Church leaders of the Anglican and Episcopal churches have been providing shelter and material assistance for people in South Sudan as tens of thousands have been internally displaced or fleeing the country due to the violence that has persisted in the country.

Though the civil war in South Sudan was supposed to have ended in April, spurts of violence have continued as conflicts between the factions supporting the president, Salva Kiir, and the vice president, Riek Machar, have continued to erupt.

According to the most recent United Nations report released on Friday, over 26,000 South Sudanese people have fled the country into Uganda since July 7, and over 8,300 flooded into Uganda on Friday alone, which the agency says is the highest record of people in 2016 that have fled the country in a single day. Andreas Needham, a spokesperson for the Office of the UN High Commissioner for Refugees (UNHCR), said that 90 percent of those refugees are women and children.

The relief efforts by the church leaders have been organized by the Anglican Alliance, the Episcopal Church of South Sudan and Sudan (ECSSS), and the ECSSS relief agency called the Sudanese Development and Relief Agency (Sudra).

The ECSSS said in a conference call, according to an Anglican Communion News Service report, that many of those who were displaced have been seeking shelter and help from local churches.

By the request of Sudra, the Episcopal Church in the U.S. said they would provide help for 200 families looking for shelter, according to the report. Sudra also requested help to provide food for 14,400 internally displaced people.

"It is -- as so often -- the poorest and most vulnerable who bear the brunt of the violence, who have lost lives, loved ones, and homes," said Dr. Rowan Williams, the former Archbishop of Canterbury, regarding the situation in South Sudan. "The recent hostilities have demonstrated the fragility of the peace agreement. They have underscored the need for the international community to call the leaders of South Sudan to account in implementing the promise of peace."

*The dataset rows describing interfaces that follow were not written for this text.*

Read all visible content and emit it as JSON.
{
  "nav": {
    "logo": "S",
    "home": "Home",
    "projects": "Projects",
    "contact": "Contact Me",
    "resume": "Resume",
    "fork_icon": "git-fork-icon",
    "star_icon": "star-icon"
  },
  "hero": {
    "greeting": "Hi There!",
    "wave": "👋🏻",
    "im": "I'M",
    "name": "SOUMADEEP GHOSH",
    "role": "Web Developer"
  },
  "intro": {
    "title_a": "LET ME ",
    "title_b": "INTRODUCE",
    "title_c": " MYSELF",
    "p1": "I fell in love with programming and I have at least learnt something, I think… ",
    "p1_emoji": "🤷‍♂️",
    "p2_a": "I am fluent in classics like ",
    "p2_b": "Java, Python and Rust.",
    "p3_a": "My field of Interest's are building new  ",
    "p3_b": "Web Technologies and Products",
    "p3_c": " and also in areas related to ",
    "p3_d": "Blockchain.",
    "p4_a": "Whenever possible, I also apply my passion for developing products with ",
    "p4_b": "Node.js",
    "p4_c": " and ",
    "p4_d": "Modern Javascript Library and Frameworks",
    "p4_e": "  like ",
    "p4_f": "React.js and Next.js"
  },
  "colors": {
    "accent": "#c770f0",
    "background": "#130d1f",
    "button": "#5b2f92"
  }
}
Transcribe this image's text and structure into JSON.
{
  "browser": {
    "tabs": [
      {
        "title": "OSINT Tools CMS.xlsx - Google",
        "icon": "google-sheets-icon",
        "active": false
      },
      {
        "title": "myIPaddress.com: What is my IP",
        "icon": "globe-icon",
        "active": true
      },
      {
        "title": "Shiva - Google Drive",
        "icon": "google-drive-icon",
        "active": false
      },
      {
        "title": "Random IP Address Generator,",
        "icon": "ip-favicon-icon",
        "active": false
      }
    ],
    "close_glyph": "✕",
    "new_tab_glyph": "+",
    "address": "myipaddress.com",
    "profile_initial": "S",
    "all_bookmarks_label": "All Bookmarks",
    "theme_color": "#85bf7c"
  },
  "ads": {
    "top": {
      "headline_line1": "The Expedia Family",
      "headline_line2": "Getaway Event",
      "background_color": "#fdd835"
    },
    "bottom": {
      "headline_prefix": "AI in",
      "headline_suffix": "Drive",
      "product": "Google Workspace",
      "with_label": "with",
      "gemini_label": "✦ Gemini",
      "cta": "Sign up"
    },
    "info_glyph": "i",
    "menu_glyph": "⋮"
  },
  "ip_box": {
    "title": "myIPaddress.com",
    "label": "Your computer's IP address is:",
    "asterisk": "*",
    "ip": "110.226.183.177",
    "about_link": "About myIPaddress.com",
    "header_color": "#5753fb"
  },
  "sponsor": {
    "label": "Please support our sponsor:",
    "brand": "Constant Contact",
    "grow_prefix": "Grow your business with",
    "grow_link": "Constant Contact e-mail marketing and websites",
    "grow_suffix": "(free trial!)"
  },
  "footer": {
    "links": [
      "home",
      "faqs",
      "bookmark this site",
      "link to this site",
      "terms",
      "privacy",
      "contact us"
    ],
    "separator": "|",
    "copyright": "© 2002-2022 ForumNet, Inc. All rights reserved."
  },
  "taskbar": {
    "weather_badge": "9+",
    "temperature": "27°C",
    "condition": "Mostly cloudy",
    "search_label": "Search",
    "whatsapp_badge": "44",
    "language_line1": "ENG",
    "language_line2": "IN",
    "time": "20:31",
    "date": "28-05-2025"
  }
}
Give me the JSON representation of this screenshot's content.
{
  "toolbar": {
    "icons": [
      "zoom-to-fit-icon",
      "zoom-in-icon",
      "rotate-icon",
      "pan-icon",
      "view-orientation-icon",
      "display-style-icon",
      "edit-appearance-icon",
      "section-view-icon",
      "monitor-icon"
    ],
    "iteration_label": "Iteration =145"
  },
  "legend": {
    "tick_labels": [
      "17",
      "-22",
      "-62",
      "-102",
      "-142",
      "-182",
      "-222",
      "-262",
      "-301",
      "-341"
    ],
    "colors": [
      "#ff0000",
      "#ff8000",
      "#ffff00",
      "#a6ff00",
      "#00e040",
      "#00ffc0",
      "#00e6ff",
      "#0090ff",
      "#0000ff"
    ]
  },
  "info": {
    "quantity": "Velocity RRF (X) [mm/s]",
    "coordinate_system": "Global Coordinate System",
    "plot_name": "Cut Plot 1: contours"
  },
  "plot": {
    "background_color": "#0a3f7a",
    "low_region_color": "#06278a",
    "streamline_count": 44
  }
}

"The violence in South Sudan and the subsequent insecurity in the region has forced several international agencies to evacuate their personnel from the country," Rachel Carnegie, co-executive director of the Anglican Alliance, told Anglican Communion News Service. "The Church, locally based, stands in the breach, protecting the most vulnerable."